It should be noted that the testing was carried out on a separate platform, and the researchers did not actually use the Amazon.com EC2 infrastructure. Therefore, I consider this report of vulnerability conceptual at this point.
The larger issue here is the fact that organizations that spend time trying to test the emerging cloud providers for vulnerabilities, such as the ones described in the report, are doing everyone a favor. Thus, were I Amazon.com, I would be less defensive and more thankful. However, its concern perhaps is more about short-term revenue growth, which these types of reports could hinder, than technological strengthening.
I suspect that testing companies are already ramping up to put cloud computing providers through their paces, either for government and commercial clients -- even the cloud computing providers themselves may be doing such testing.

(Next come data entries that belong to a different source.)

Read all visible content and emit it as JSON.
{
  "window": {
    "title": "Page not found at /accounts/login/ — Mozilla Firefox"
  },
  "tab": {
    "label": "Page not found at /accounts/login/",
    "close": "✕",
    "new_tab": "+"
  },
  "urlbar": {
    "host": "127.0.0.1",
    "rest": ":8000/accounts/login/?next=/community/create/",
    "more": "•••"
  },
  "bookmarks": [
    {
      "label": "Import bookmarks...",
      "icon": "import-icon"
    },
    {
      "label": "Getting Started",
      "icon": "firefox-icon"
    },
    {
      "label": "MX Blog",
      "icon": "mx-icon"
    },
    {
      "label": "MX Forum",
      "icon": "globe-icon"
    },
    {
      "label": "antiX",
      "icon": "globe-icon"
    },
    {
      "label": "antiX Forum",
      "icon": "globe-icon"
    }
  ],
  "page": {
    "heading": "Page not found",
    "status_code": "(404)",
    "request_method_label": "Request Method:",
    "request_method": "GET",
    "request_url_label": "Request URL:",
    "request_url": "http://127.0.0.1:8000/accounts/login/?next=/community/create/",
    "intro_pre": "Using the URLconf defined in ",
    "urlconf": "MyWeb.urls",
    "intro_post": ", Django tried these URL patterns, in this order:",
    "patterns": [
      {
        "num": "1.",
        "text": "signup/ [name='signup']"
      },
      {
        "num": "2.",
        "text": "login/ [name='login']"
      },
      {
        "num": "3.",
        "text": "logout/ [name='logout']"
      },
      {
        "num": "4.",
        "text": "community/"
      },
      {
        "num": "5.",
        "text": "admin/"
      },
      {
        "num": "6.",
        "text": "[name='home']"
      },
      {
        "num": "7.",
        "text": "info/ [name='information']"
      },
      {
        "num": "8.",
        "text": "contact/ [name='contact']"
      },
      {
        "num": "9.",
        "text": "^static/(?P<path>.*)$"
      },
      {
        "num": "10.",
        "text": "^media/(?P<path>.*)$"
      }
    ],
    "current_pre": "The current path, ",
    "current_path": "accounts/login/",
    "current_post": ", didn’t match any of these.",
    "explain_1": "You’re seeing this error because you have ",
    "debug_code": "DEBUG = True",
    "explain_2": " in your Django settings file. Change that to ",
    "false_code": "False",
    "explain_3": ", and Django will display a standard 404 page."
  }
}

That's good: The more you test, the more you learn, and that's the only way we're going to get cloud computing to a trustworthy state.
But as the MIT-UCSD report and Amazon.com's response to it show, we're clearly not all the way there yet.